[Opening Supplied data section]
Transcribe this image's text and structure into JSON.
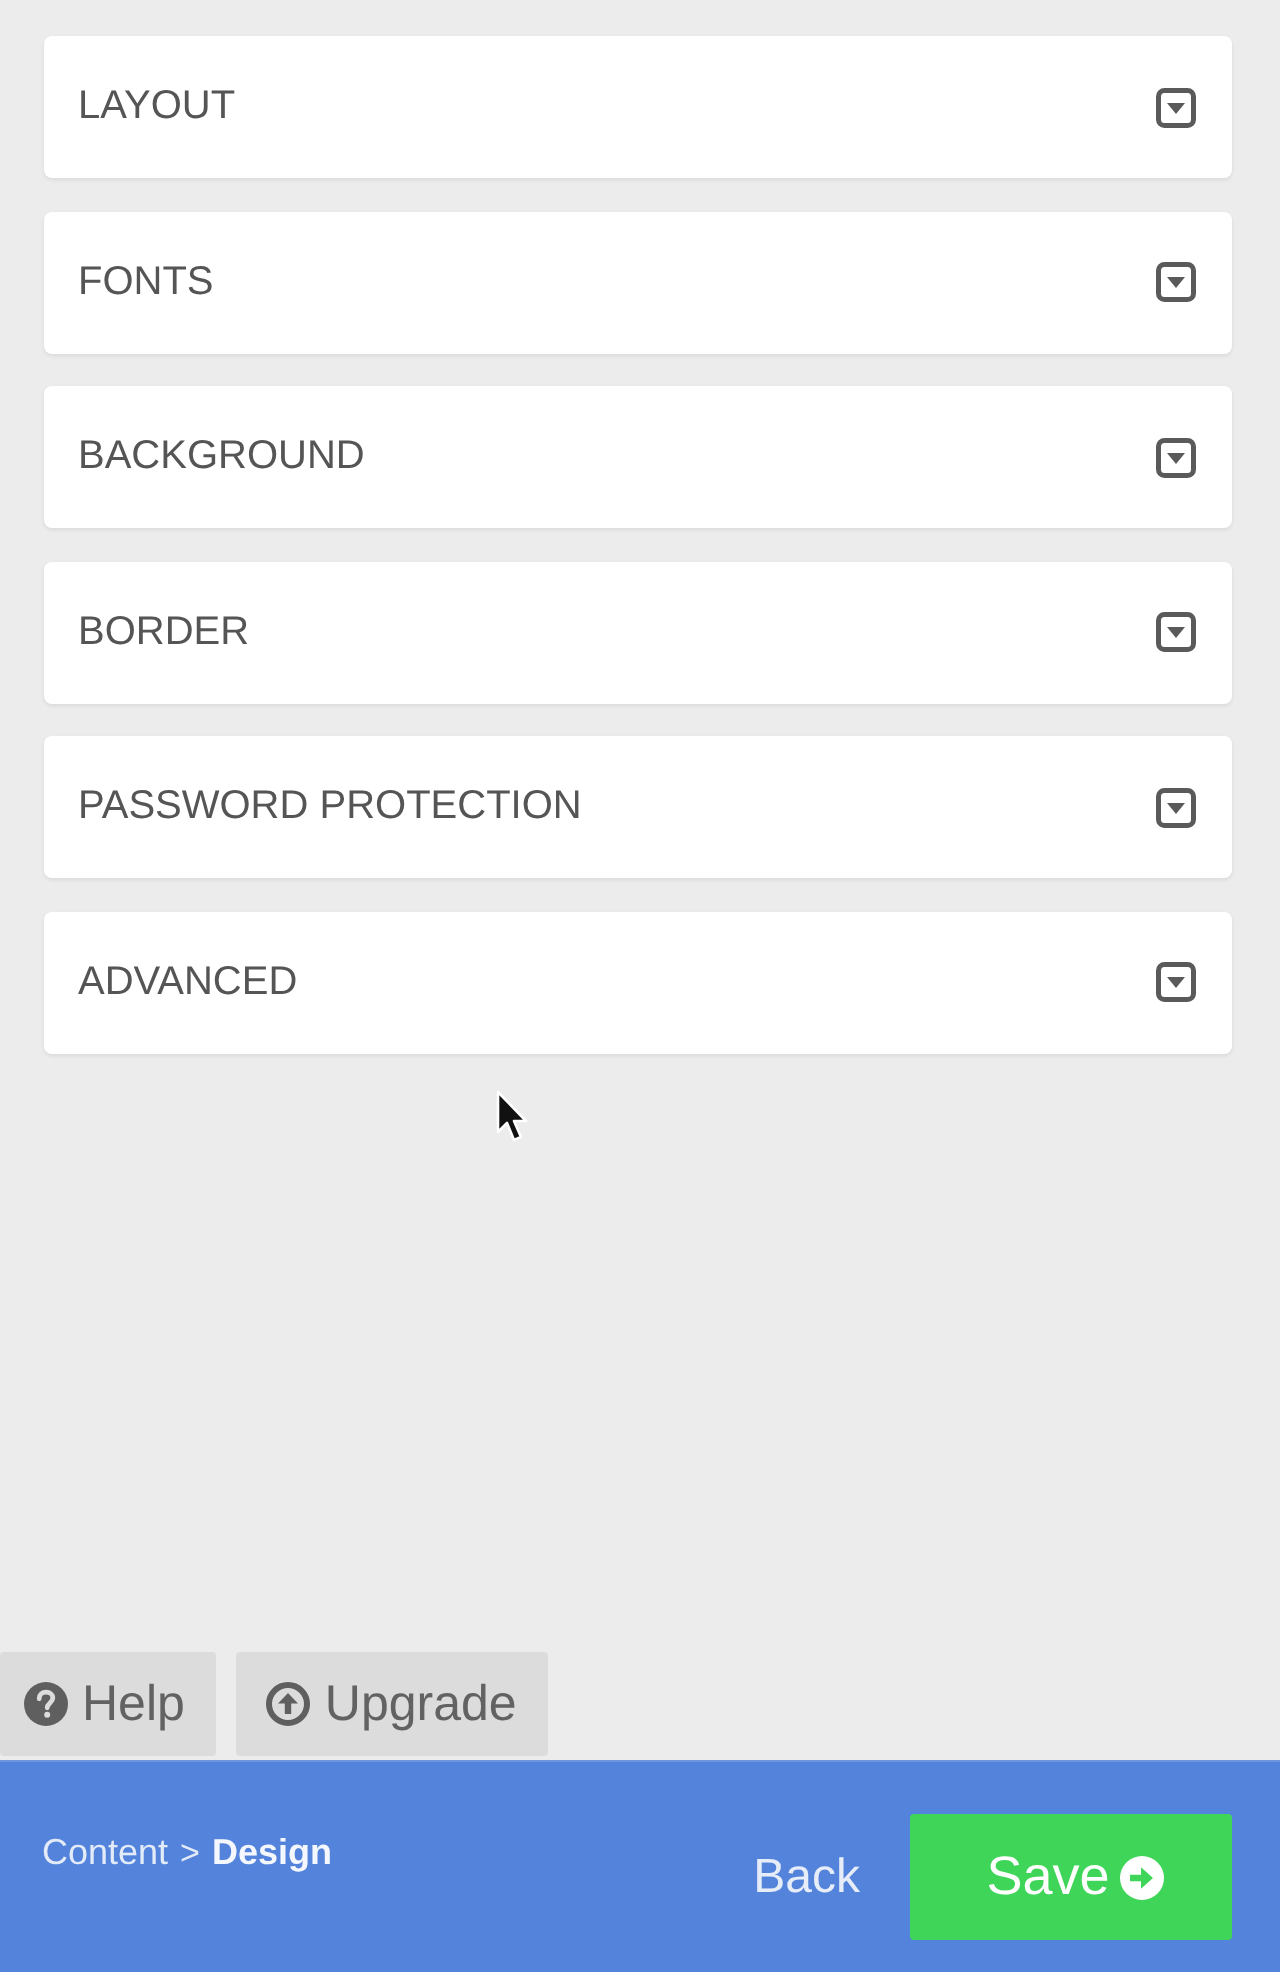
{
  "sections": [
    {
      "title": "LAYOUT",
      "expanded": false
    },
    {
      "title": "FONTS",
      "expanded": false
    },
    {
      "title": "BACKGROUND",
      "expanded": false
    },
    {
      "title": "BORDER",
      "expanded": false
    },
    {
      "title": "PASSWORD PROTECTION",
      "expanded": false
    },
    {
      "title": "ADVANCED",
      "expanded": false
    }
  ],
  "help_buttons": [
    {
      "kind": "help",
      "label": "Help"
    },
    {
      "kind": "upgrade",
      "label": "Upgrade"
    }
  ],
  "footer": {
    "breadcrumb": {
      "items": [
        {
          "label": "Content",
          "selected": false
        },
        {
          "label": "Design",
          "selected": true
        }
      ],
      "separator": ">"
    },
    "back": "Back",
    "save": "Save"
  }
}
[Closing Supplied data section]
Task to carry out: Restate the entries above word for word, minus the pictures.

Reply:
Transcribe this image's text and structure into JSON.
{
  "sections": [
    {
      "title": "LAYOUT",
      "expanded": false
    },
    {
      "title": "FONTS",
      "expanded": false
    },
    {
      "title": "BACKGROUND",
      "expanded": false
    },
    {
      "title": "BORDER",
      "expanded": false
    },
    {
      "title": "PASSWORD PROTECTION",
      "expanded": false
    },
    {
      "title": "ADVANCED",
      "expanded": false
    }
  ],
  "help_buttons": [
    {
      "kind": "help",
      "label": "Help"
    },
    {
      "kind": "upgrade",
      "label": "Upgrade"
    }
  ],
  "footer": {
    "breadcrumb": {
      "items": [
        {
          "label": "Content",
          "selected": false
        },
        {
          "label": "Design",
          "selected": true
        }
      ],
      "separator": ">"
    },
    "back": "Back",
    "save": "Save"
  }
}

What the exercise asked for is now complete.